The law in New South Wales, much like the rest of Australia, is designed to help society work effectively, protect people from harm and uphold rights and obligations. It’s far from perfect, but the judicial system works every day to uphold a sense of justice for everyone.
The criminal legal process is often set in motion by an accusation against an individual, but these accusations aren’t always accurate. Sometimes, a false accusation comes about with no intent of malice: the case may involve a confusing set of circumstances, or a witness may make a mistake or have clouded judgement.
You can’t get in trouble for making an accusation if it was reasonable for you to believe it was true or it was otherwise made in good faith.
However, section 314 of the Crimes Act 1900 describes the potential penalties for intentionally making a false accusation. If you knowingly accuse an innocent person of a crime with the intention of having them investigated by the police – or to divert an investigation to a different path – you could be sentenced to imprisonment for up to seven years.
Examples of false accusations
There are many ways in which a person may commit this offence, which is considered interference in the administration of justice under the Crimes Act 1900. Common examples include accusing a former partner of a crime in order to gain revenge, making a claim against someone you don’t like in order to ruin their reputation, or making an accusation to prevent one’s own embarrassment. Sometimes, people make false accusations against a person to protect the real perpetrator – perhaps a friend or family member – or to force consequences such as eviction from a property.
What needs to be proven
If someone is charged with making a false accusation and taken to court, the prosecution must be able to prove a number of factors in order to establish guilt. They must prove beyond reasonable doubt that:
- You made the accusation
- You intended for the person to be investigated
- You knew the accusation wasn’t true
- You were aware the accused person was innocent of the crime
Possible defences against a charge of false accusation
There are a number of ways this charge can be disputed based on disproving or casting doubt on the prosecution’s claims regarding any of the above factors.
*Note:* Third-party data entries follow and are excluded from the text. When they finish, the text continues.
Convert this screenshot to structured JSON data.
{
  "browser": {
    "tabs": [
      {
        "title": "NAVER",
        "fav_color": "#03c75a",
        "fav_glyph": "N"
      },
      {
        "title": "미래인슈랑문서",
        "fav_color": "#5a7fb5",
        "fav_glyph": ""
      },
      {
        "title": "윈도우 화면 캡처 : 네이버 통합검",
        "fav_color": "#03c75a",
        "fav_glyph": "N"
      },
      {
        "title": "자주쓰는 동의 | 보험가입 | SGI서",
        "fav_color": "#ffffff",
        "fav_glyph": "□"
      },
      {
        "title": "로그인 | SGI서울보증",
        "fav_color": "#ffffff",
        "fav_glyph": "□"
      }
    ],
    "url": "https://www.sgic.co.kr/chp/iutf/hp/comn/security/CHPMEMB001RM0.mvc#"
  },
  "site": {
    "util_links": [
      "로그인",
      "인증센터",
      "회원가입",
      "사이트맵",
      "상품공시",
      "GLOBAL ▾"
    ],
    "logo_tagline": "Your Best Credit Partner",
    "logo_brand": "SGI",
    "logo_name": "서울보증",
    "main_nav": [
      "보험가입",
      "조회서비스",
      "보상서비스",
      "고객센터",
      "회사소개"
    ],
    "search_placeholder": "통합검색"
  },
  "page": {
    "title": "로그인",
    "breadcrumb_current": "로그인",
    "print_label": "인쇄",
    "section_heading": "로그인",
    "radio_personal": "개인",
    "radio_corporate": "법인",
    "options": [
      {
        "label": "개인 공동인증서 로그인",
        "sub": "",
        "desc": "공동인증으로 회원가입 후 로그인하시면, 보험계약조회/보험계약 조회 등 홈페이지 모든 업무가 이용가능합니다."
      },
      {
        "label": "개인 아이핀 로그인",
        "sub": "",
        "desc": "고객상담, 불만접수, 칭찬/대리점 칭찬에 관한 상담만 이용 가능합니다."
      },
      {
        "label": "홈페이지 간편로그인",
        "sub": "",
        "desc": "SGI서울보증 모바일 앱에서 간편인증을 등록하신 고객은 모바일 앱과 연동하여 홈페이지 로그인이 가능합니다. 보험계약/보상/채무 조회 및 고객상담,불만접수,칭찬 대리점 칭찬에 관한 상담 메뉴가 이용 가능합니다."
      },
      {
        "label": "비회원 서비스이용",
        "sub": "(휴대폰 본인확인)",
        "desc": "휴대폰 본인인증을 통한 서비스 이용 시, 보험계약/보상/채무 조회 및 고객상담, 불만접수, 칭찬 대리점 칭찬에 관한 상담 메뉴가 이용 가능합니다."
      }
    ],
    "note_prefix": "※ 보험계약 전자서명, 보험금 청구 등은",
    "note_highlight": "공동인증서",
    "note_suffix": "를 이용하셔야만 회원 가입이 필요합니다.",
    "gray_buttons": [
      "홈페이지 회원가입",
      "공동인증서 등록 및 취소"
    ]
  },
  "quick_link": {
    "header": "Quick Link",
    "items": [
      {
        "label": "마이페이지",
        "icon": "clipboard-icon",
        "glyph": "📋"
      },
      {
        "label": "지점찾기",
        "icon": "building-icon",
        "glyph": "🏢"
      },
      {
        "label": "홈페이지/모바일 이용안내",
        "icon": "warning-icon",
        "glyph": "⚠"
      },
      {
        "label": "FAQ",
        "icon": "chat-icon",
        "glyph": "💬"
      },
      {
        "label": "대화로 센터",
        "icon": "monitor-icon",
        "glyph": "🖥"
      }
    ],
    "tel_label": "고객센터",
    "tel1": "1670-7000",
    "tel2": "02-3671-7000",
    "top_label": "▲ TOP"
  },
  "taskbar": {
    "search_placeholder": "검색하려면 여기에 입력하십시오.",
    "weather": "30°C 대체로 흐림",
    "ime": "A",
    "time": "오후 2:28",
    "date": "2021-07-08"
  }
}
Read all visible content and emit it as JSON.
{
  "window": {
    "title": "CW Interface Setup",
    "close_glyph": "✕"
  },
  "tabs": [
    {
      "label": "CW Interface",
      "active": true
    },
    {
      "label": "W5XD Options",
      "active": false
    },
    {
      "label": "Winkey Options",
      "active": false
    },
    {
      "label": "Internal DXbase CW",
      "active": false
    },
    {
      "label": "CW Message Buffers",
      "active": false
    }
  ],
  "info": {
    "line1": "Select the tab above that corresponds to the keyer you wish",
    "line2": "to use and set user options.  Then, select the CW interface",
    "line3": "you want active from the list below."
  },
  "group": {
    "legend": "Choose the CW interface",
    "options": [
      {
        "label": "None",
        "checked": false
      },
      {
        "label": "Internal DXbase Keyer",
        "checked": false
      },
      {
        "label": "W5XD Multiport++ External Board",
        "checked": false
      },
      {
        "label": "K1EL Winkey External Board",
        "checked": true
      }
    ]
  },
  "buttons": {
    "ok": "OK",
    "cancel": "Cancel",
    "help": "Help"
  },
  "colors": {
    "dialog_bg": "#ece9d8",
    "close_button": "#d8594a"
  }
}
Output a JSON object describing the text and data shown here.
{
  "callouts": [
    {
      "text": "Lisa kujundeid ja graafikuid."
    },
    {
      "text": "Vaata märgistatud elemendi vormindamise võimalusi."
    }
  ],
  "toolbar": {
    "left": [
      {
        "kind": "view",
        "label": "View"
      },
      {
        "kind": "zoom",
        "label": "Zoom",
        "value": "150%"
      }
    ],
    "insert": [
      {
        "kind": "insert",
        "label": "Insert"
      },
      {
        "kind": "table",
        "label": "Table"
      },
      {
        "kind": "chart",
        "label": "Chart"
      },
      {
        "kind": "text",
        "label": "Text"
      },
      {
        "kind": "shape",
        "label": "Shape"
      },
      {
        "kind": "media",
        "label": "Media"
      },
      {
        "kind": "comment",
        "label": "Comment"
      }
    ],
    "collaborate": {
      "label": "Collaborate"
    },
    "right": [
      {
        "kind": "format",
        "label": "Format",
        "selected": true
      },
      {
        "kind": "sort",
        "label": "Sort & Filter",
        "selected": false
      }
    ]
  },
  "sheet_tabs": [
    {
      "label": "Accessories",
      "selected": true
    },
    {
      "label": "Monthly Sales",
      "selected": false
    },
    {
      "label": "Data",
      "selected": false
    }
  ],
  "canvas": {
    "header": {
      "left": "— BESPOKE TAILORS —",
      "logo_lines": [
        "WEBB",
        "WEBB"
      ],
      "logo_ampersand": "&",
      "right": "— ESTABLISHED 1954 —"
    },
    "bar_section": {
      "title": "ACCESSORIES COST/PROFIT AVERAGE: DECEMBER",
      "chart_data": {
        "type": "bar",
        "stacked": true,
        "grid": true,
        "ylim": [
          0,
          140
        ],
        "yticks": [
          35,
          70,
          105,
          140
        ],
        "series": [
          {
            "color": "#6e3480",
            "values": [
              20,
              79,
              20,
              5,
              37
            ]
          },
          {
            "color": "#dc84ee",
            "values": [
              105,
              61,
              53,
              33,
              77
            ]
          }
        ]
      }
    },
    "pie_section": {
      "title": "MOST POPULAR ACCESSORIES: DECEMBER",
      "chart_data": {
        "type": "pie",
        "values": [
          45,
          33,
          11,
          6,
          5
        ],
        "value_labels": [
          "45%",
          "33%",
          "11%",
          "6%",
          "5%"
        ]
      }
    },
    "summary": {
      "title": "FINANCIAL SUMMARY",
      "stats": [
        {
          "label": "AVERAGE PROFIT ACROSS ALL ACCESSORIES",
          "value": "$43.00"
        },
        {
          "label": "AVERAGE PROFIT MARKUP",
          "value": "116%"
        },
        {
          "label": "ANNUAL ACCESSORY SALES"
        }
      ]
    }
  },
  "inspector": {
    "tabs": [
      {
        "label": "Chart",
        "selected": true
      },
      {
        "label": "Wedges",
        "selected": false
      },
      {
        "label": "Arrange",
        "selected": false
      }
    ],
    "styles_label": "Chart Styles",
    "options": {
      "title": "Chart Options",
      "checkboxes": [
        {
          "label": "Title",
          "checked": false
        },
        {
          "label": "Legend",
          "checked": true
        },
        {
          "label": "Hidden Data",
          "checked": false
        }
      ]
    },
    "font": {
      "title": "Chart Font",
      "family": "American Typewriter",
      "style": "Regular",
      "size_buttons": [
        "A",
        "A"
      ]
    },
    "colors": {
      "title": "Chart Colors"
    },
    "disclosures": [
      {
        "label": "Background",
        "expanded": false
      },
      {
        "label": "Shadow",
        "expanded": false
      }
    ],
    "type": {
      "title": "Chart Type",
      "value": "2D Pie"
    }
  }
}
Possible defences include:
- You did not make the accusation
- You had no intention of having the person investigated
- You believed the accusation to be true and that the accused had committed the crime
If you have been falsely accused of a crime, or been accused of making a false accusation, contact Powerhouse Law now for advice and representation from our experienced lawyers.